  • White people: Be nice to the waiters, seriously. It is not the end of the world if your special order was not fully understood by the waiter, and as a result, your food is not exactly perfect. I know it's frustration, but for the fucking love of god, show some compassion, and demonstrate your "civilized" heritage by acting like a civilized adult. And work on your communication skills while you are at it.
  • Stop acting like you are doing the country a huge favor just by gracing it with your presence. You are not. You are here doing a job, which I hope you are doing well, and for which you are being paid. You are not doing the country some enormous favor.
  • Which is not to say, don't complain. Please do complain about the stuff that is screwed up here. The list is long, and everybody, locals and expats alike is entitled to an opinion.
  • White people: You are not entitled to expect that every single person serving you speaks English. International hotels and major businesses excepted, this is an Arabic country, so learn some fucking Arabic or get really good at charades. And suck it up.
Enough ranting. For the record, I know that everything I wrote here applies to me as well.

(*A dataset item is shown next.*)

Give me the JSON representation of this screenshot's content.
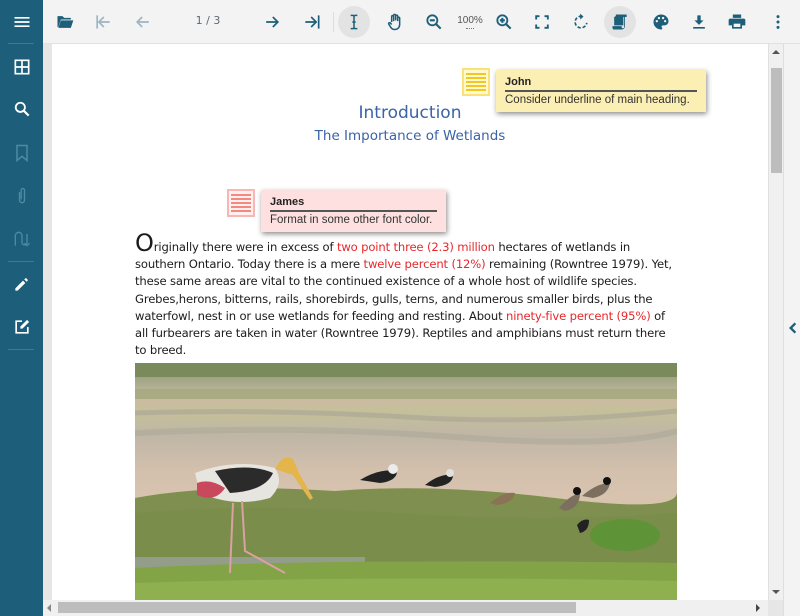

Tuesday, February 2, 2010

ROP, Your Road Safety Experts

I post the following with great thanks to the sharp eyes and brilliant wit of Muscati. Have a look at the road safety advertisement below, and tell me if you notice anything wrong with it.

Did you spot it yet?

No? Take a look at the kid's seat belt.

See it?

Yeah, it's been photo-shopped on. The wrong way. Nice... Oman's Road Safety education has a long way to go.

Bahwan Toyota are Muppets

Not that this is news to anyone who has had the extreme displeasure of dealing with their service department.

Nor is it news to anyone who has tried to get a reasonable price on a hard to find spare part for a car that is a whopping 8 years old, the difficulty of which leading me to believe that perhaps I asked for the Holy Grail and not a mass produced, available anywhere else on earth, steering box.

But that's not what I'm talking about today. What I'm talking about today is the ongoing and expanding recall of various Toyota Cars in the US, Europe and Now it seems, The Middle East. According to Arabian Business

A massive recall of Toyota Motor Corp vehicles could extend to the Middle East after the carmaker admitted a number of the affected models, 2005-2010 year Avalons and 2009-2010 year Sequoias, had been shipped from the US for sale in the region.The rapidly widening recall, currently thought to affect more than 4.4 million cars, follows news of a possible fault in which the accelerator can get stuck in a depressed position preventing the driver from slowing down.In a statement Toyota said the fault – which is thought to be caused by worn accelerator pedal mechanisms – affecting cars in North America, Europe and China was unlikely to occur in the Middle East because of the difference in climate. No further details were given.
Bahwan Toyota has been on the record in all the papers for a week now saying that there are no cars in the sultanate subject to a recall. Everything is fine and rosy here thank you very much. Really, guys? How sure are you? Sure enough that you are willing to risk the lives of your present and future customers? I don't know who manages their PR, but they should find someone better.

Difference in climate? I'm not an expert on cars, and it's plausable, but what if you live in Salalah, Rust Capital of the GCC? Or Jabal Akhdar, where things are generally a bit nippier, and the roads will shake the shit out of your car?

What if you are drive one of the thousands of Grey-Market US export Toyotas on our roads? There are thousands EX-US cars cars on our roads, many of them already of questionable integrity. Don't believe me? Got a lot of spare time? Read This:

Most importantly, what if you are just concerned for the welfare of your family, and would like someone with some expert knowledge to check out your accelerator, free of charge, just to be sure?

Too bad, Bahwan knows best. Pitiful.